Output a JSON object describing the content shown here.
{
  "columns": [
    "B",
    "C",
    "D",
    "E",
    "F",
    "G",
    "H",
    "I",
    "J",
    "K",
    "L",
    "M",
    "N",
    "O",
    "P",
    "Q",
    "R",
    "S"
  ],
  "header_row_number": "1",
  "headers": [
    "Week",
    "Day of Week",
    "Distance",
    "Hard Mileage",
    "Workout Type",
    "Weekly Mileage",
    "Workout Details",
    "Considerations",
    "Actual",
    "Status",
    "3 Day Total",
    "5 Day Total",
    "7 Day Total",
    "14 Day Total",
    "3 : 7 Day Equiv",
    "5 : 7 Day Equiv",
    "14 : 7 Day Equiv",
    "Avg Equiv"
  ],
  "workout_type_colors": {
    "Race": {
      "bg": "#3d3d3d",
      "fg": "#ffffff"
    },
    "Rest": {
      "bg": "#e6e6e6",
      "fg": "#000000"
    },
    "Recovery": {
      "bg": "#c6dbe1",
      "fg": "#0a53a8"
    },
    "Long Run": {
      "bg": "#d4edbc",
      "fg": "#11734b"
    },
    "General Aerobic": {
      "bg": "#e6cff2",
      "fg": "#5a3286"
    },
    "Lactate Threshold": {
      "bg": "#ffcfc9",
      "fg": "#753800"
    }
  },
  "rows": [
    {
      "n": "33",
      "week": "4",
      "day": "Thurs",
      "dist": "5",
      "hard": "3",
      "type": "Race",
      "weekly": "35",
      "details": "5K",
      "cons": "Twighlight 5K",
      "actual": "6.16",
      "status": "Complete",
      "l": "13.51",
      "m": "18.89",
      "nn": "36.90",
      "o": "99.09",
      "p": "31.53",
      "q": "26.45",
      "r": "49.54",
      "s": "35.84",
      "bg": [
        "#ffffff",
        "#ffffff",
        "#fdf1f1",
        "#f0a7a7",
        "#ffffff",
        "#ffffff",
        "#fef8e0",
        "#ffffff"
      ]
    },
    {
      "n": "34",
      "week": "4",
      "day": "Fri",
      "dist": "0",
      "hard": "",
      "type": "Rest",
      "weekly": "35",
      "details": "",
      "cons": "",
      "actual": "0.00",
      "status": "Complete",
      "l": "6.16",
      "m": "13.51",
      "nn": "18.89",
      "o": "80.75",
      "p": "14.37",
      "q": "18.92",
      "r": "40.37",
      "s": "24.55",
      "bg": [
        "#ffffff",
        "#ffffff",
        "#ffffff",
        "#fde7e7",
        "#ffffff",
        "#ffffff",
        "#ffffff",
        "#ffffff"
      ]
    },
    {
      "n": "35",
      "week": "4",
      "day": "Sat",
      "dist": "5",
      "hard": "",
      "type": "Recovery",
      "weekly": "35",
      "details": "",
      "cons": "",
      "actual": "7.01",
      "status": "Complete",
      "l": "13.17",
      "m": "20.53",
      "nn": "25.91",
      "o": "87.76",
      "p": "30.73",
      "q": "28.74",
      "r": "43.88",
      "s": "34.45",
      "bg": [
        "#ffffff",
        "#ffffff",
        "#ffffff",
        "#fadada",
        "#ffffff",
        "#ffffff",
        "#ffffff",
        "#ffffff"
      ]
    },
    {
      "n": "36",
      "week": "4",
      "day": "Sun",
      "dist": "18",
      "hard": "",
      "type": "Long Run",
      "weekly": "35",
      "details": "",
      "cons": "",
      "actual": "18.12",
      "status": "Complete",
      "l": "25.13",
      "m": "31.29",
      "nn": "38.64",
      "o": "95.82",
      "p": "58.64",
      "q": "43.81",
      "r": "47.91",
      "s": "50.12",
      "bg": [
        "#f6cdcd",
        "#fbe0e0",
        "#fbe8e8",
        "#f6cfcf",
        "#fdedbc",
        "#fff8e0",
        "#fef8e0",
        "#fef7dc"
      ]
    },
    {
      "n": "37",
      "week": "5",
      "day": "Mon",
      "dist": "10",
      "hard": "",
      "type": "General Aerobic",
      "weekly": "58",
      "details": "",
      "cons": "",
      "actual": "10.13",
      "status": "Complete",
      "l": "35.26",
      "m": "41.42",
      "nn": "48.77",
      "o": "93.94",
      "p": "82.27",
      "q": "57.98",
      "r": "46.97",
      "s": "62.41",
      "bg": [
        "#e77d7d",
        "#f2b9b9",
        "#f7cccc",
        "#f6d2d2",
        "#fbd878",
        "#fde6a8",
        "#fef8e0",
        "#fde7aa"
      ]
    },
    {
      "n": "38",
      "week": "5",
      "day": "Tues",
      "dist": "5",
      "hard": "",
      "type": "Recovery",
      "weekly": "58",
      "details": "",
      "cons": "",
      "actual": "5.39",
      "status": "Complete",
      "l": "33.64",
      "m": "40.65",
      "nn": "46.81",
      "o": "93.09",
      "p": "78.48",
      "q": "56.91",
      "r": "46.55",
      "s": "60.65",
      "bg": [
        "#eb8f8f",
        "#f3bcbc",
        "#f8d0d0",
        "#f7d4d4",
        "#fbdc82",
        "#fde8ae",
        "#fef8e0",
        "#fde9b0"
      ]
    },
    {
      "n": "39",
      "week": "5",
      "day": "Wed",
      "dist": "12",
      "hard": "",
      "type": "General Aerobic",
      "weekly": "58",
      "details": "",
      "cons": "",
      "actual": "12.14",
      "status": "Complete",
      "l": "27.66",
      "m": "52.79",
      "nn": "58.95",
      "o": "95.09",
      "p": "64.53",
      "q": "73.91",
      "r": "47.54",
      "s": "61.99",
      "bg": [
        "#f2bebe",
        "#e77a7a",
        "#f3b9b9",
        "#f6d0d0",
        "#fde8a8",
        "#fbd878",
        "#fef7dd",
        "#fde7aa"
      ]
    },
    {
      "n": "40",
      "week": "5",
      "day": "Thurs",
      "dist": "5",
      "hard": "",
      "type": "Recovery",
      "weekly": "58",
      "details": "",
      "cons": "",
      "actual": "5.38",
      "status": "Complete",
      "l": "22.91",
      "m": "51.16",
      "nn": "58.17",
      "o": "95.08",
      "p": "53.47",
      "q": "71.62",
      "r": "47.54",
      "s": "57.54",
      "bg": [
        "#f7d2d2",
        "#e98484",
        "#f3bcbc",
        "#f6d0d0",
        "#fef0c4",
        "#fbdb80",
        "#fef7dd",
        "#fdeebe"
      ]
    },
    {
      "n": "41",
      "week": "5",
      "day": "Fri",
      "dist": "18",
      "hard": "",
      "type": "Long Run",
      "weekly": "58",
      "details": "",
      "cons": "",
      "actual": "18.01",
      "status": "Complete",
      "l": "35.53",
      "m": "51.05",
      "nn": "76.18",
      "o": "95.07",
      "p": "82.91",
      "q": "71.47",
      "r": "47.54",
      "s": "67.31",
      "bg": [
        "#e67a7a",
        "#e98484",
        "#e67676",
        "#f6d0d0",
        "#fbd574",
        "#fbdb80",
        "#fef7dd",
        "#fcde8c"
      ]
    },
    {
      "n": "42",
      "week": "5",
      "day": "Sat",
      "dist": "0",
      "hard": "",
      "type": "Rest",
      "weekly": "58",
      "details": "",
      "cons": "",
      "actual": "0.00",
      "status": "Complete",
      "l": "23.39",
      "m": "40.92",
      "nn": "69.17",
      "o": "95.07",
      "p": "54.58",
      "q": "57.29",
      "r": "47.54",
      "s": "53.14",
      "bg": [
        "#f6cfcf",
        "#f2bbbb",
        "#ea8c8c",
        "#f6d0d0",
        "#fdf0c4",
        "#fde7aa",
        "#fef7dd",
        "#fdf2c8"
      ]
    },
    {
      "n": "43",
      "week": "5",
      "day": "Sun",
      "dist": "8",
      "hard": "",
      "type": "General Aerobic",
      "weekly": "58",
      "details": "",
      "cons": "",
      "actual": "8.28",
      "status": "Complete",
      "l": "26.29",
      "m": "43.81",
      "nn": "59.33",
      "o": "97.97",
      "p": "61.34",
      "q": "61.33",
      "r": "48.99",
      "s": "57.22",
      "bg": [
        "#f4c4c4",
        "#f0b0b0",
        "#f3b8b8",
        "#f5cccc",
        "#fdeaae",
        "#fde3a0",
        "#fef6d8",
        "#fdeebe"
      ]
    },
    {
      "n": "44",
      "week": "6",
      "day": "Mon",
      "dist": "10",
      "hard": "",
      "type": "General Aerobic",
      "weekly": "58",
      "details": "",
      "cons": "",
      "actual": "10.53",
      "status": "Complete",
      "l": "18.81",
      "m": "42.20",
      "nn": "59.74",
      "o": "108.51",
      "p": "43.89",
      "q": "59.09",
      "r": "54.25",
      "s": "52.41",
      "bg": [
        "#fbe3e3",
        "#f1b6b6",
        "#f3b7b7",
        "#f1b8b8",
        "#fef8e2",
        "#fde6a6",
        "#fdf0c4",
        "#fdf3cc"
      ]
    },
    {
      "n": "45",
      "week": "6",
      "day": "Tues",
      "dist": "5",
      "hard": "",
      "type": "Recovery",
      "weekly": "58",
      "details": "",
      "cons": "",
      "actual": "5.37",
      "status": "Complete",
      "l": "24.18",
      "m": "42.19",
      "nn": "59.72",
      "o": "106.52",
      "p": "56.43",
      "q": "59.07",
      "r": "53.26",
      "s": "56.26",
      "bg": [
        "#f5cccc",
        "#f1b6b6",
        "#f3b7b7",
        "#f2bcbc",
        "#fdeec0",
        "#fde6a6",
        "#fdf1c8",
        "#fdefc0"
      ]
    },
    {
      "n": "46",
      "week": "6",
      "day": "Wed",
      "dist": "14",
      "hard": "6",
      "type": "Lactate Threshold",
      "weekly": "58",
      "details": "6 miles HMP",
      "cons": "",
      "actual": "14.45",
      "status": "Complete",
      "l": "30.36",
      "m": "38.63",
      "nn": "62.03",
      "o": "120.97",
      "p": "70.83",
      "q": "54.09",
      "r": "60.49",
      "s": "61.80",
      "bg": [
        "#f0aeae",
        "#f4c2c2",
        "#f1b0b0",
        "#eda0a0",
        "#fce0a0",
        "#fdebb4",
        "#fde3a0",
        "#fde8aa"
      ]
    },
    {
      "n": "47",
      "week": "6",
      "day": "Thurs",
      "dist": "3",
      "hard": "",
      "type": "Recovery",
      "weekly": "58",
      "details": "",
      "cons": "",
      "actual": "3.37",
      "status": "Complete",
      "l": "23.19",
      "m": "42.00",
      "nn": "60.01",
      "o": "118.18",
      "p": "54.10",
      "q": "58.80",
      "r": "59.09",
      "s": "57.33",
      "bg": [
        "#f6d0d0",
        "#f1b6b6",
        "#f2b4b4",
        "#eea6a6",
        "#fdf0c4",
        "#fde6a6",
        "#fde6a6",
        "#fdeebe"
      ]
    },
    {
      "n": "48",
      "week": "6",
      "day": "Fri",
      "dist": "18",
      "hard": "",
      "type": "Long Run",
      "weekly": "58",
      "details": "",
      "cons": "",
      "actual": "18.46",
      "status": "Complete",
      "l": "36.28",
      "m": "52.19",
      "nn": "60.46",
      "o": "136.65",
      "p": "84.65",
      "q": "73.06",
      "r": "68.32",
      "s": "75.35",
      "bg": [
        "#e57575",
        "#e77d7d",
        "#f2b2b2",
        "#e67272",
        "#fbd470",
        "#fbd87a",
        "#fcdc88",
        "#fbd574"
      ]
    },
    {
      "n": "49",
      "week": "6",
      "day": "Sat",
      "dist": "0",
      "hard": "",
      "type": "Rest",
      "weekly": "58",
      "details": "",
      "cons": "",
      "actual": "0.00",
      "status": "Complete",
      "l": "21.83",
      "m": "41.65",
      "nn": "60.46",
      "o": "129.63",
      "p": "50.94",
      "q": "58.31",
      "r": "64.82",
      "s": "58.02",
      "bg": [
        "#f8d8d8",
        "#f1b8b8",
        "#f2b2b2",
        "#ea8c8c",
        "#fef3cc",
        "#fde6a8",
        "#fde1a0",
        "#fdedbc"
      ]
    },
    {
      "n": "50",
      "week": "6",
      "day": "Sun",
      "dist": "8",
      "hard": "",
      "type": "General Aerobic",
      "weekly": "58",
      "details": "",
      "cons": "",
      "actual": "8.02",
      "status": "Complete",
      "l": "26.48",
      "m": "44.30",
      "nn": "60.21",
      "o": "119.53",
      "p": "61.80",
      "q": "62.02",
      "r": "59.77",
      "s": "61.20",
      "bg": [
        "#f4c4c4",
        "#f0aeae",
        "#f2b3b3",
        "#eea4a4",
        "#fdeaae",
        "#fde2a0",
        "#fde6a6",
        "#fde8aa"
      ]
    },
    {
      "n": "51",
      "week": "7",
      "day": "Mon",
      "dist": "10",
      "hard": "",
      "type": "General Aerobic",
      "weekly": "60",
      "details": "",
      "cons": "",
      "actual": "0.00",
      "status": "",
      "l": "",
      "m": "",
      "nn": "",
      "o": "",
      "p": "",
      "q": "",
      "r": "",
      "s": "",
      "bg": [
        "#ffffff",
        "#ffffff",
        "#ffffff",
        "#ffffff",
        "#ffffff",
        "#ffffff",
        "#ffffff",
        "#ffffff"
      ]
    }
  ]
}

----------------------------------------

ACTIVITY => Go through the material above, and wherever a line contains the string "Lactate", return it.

TASK ANSWER =>
    "Lactate Threshold": {
      "type": "Lactate Threshold",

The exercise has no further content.